T6. Dustin Johnson and Brian Harman (-13): Reaching 11 under after back-to-back birdies early in his third round, Johnson played his remaining 33 holes in 2 under. Simply too messy on and around the greens, the two-time major winner may have let one of the best opportunities to win an Open slip through his grasp. With so much uncertainty around the status of his major eligibility moving forward, Johnson may only have through 2025 to add to his total.
T8. Bryson DeChambeau, Jordan Spieth and Patrick Cantlay (-12): Outside of the second round, DeChambeau was impressive around St. Louis. Andrews as he signed for rounds of 69-74-67-66 for a total of 12 under. Over the weekend, he employed a different strategy; one has to wonder what his championship would have looked like if he had been aggressive from the start. The Old Course was no match for the modern player, and despite being the mad scientist, it was too little too late once DeChambeau had St. Andrews figured out.

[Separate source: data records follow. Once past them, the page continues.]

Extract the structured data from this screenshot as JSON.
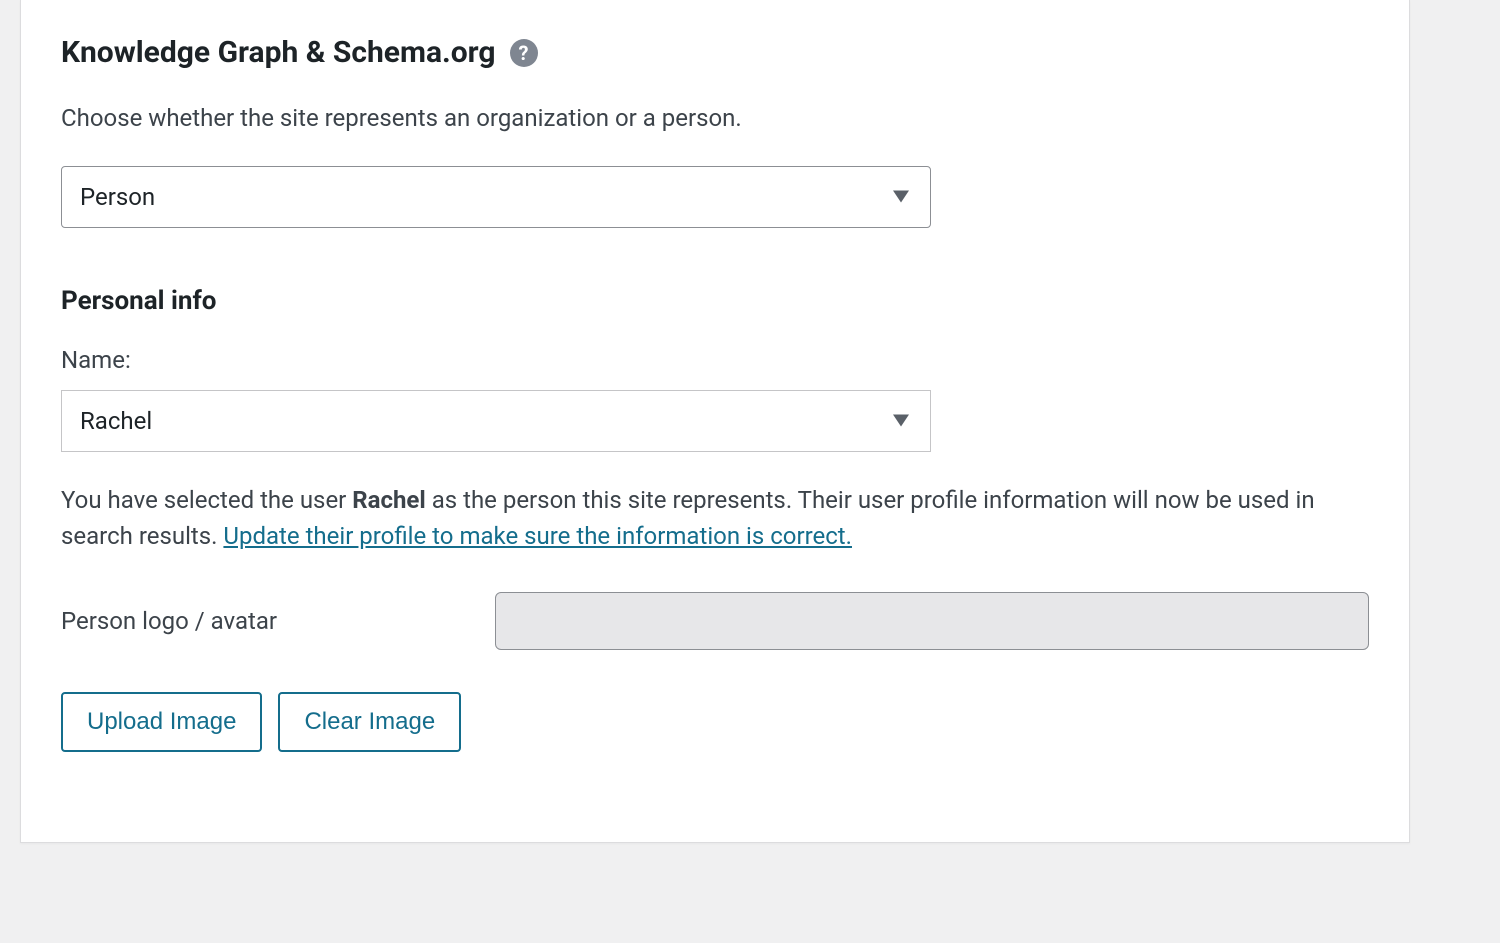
{
  "header": {
    "title": "Knowledge Graph & Schema.org"
  },
  "intro": {
    "helper": "Choose whether the site represents an organization or a person."
  },
  "entity_select": {
    "value": "Person"
  },
  "personal_section": {
    "title": "Personal info",
    "name_label": "Name:",
    "name_value": "Rachel",
    "info_prefix": "You have selected the user ",
    "info_name": "Rachel",
    "info_mid": " as the person this site represents. Their user profile information will now be used in search results. ",
    "info_link": "Update their profile to make sure the information is correct.",
    "avatar_label": "Person logo / avatar"
  },
  "buttons": {
    "upload": "Upload Image",
    "clear": "Clear Image"
  }
}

T15. Xander Schauffele, Adam Scott, Francesco Molinari and three others (-10): A three-time winner this season, Schauffele never played himself into the mix came as a surprise. Having been victorious in his last two starts, the Olympic gold medalist sees another major championship season come and go without entering the winner’s circle. He has had his chances throughout the years, most recently at the 2021 Masters, but 2022 will be a forgettable effort.

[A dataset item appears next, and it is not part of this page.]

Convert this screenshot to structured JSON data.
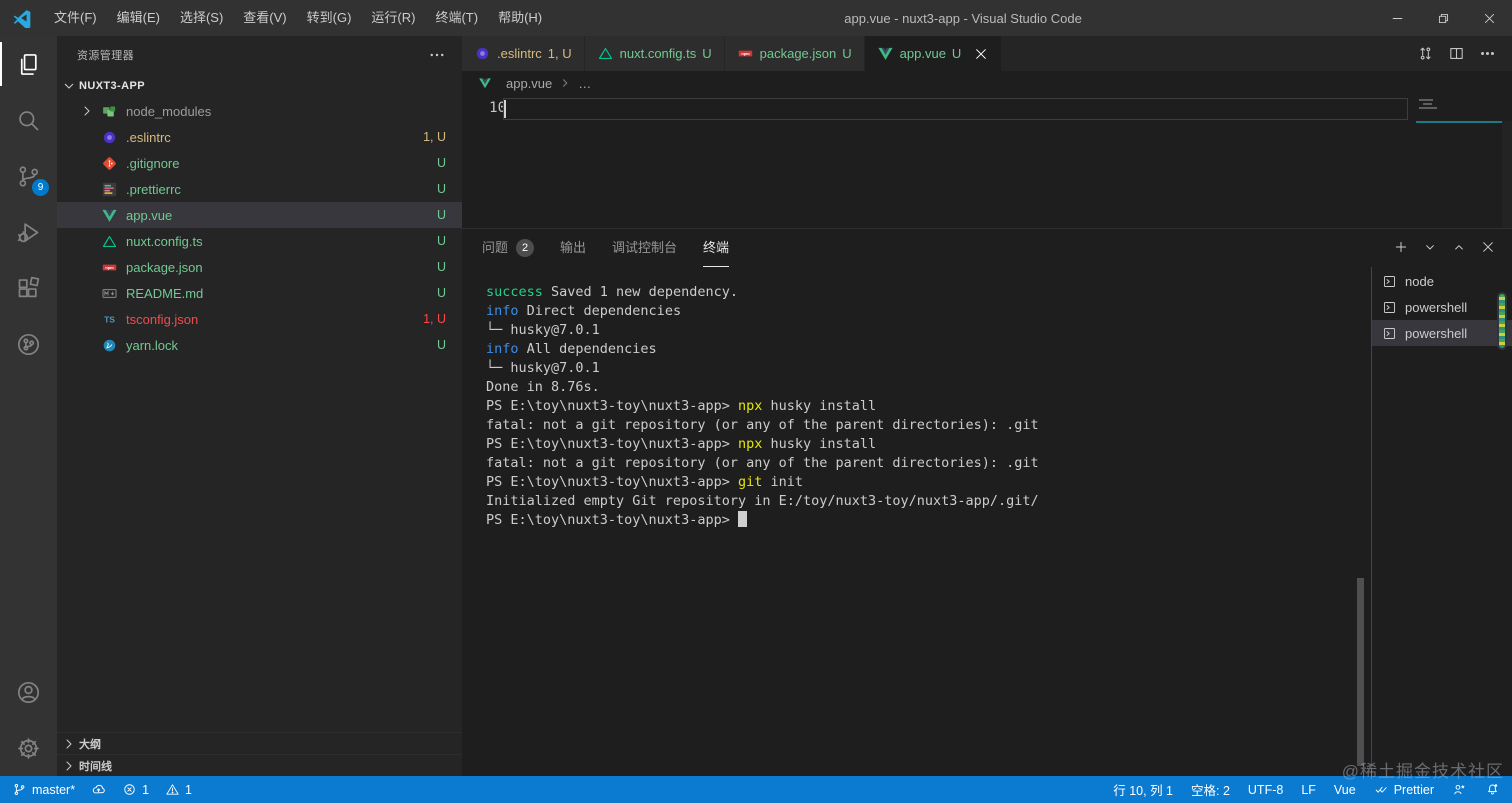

T21. Shane Lowry, Matt Fitzpatrick, Scottie Scheffler and four others (-9): The 2019 Champion Golfer of the Year made some noise on Saturday with back-to-back eagles, thrusting himself onto the fringe of contention. Later stumbling home, Lowry was unable to maintain this momentum and became a non-factor in this Open. For how consistent he has been, he ought to be disappointed with his play as he only factored in one major championship this season with that being his T3 finish at the Masters. Scheffler, meanwhile, had an outside chance to climb up the leaderboard but instead went the opposite direction with a shaky putter and inconsistent play Sunday.
T28. Will Zalatoris, Tony Finau, Corey Conners and three others (-8): Twice a runner up in major championships this season, Zalatoris should take pride in how he played on golf’s biggest stage. He came into this week as one of two men who had finished inside the top 10 in each major and will leave having come up a few short shots of collecting all four. Zalatoris withdrew from his Open debut last year due to a wrist injury and looked to be up to the challenge of golf links in his first go around 72 holes.